Tajikistan: Peoples and landscapes – Nicolas Pernot
I actually met the author of this book in a café in Tbilisi, Georgia.
We were discussing something about building a website and he showed me an example of his where I could see that he was selling this particular book.
I have never seen him again but after a while, I found out that his book is a popular photo essay with some amazing photos of Tajikistan.
A great coffee table book.
Trekking in Tajikistan – Jan Bakker
25 trekking routes covering all mountain ranges in Tajikistan and the best and only trekking guide to the country.
It also includes the Afghan Wakhan Corridor (typically accessed from Tajikistan).
Tajikistan Travel Guide – Bradt
Following the previous Bradt Guidebook, this one about Tajikistan is also very insightful, full of practical information, and very up-to-date..
Best books about Kyrgyzstan
Restless Valley – Philip Shishkin
The book talks about Central Asia in general with a special focus on Kyrgyzstan, but also Uzbekistan.
Basically, you will learn the political history of Kyrgyzstan from 2005, with an emphasis on the different revolutions and the Andijan massacres in the Fergana Valley, the darkest days of post-Soviet Kyrgyzstan.
Kyrgyzstan Travel Guide – Bradt
Bradt also has a great guide to Kyrgyzstan and this one, in particular, puts so much detail into all the practical information, especially transportation and accommodation.
Don’t forget to read all my content that will complement your books about Central Asia

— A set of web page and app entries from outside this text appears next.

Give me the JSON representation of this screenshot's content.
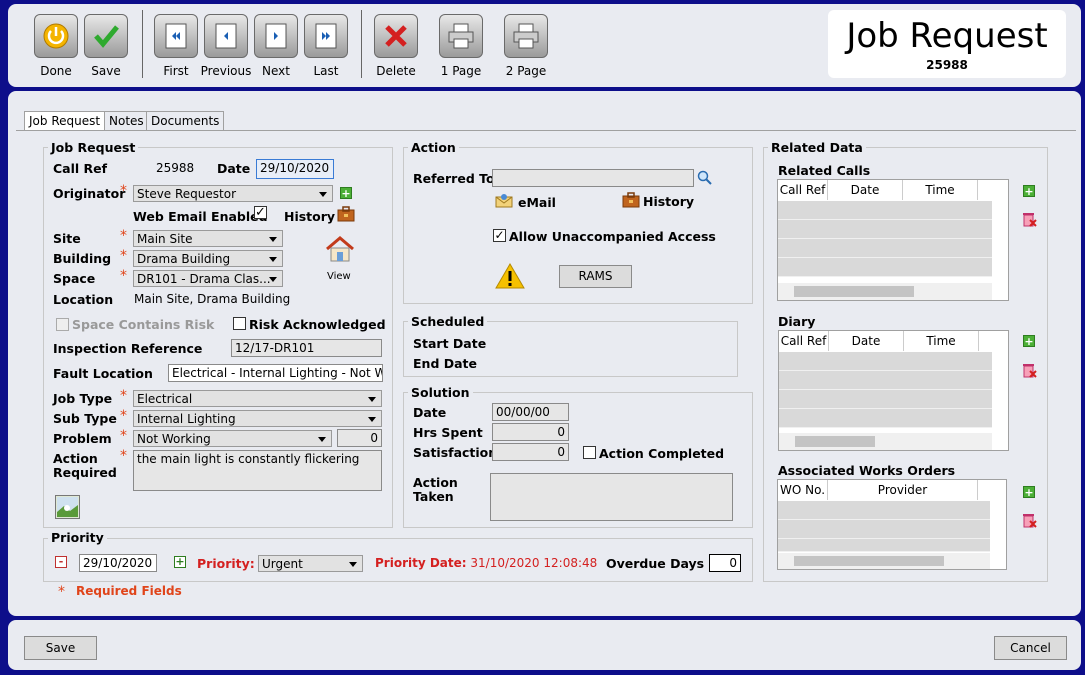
{
  "toolbar": {
    "done": "Done",
    "save": "Save",
    "first": "First",
    "previous": "Previous",
    "next": "Next",
    "last": "Last",
    "delete": "Delete",
    "one_page": "1 Page",
    "two_page": "2 Page"
  },
  "header": {
    "title": "Job Request",
    "number": "25988"
  },
  "tabs": [
    "Job Request",
    "Notes",
    "Documents"
  ],
  "job_request": {
    "legend": "Job Request",
    "call_ref_label": "Call Ref",
    "call_ref": "25988",
    "date_label": "Date",
    "date": "29/10/2020",
    "originator_label": "Originator",
    "originator": "Steve Requestor",
    "web_email_label": "Web Email Enabled",
    "history_label": "History",
    "site_label": "Site",
    "site": "Main Site",
    "building_label": "Building",
    "building": "Drama Building",
    "space_label": "Space",
    "space": "DR101 - Drama Clas...",
    "view_label": "View",
    "location_label": "Location",
    "location": "Main Site, Drama Building",
    "space_risk_label": "Space Contains Risk",
    "risk_ack_label": "Risk Acknowledged",
    "inspection_label": "Inspection Reference",
    "inspection": "12/17-DR101",
    "fault_label": "Fault Location",
    "fault": "Electrical - Internal Lighting - Not Working",
    "job_type_label": "Job Type",
    "job_type": "Electrical",
    "sub_type_label": "Sub Type",
    "sub_type": "Internal Lighting",
    "problem_label": "Problem",
    "problem": "Not Working",
    "problem_num": "0",
    "action_req_label1": "Action",
    "action_req_label2": "Required",
    "action_required": "the main light is constantly flickering"
  },
  "action": {
    "legend": "Action",
    "referred_label": "Referred To",
    "referred": "",
    "email_label": "eMail",
    "history_label": "History",
    "allow_label": "Allow Unaccompanied Access",
    "rams_label": "RAMS"
  },
  "scheduled": {
    "legend": "Scheduled",
    "start_label": "Start Date",
    "end_label": "End Date"
  },
  "solution": {
    "legend": "Solution",
    "date_label": "Date",
    "date": "00/00/00",
    "hrs_label": "Hrs Spent",
    "hrs": "0",
    "sat_label": "Satisfaction",
    "sat": "0",
    "completed_label": "Action Completed",
    "taken_label1": "Action",
    "taken_label2": "Taken"
  },
  "related": {
    "legend": "Related Data",
    "calls_title": "Related Calls",
    "calls_cols": [
      "Call Ref",
      "Date",
      "Time"
    ],
    "diary_title": "Diary",
    "diary_cols": [
      "Call Ref",
      "Date",
      "Time"
    ],
    "works_title": "Associated Works Orders",
    "works_cols": [
      "WO No.",
      "Provider"
    ]
  },
  "priority": {
    "legend": "Priority",
    "date": "29/10/2020",
    "priority_label": "Priority:",
    "priority": "Urgent",
    "pdate_label": "Priority Date:",
    "pdate": "31/10/2020 12:08:48",
    "overdue_label": "Overdue Days",
    "overdue": "0",
    "minus": "-",
    "plus": "+"
  },
  "required_note": "Required Fields",
  "footer": {
    "save": "Save",
    "cancel": "Cancel"
  },
  "colors": {
    "background": "#0d0e8a",
    "panel": "#e9ebf1",
    "required": "#e0441a"
  }
}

Remember to check my generic guide to Central Asia
And here, you can read all my guides and articles to: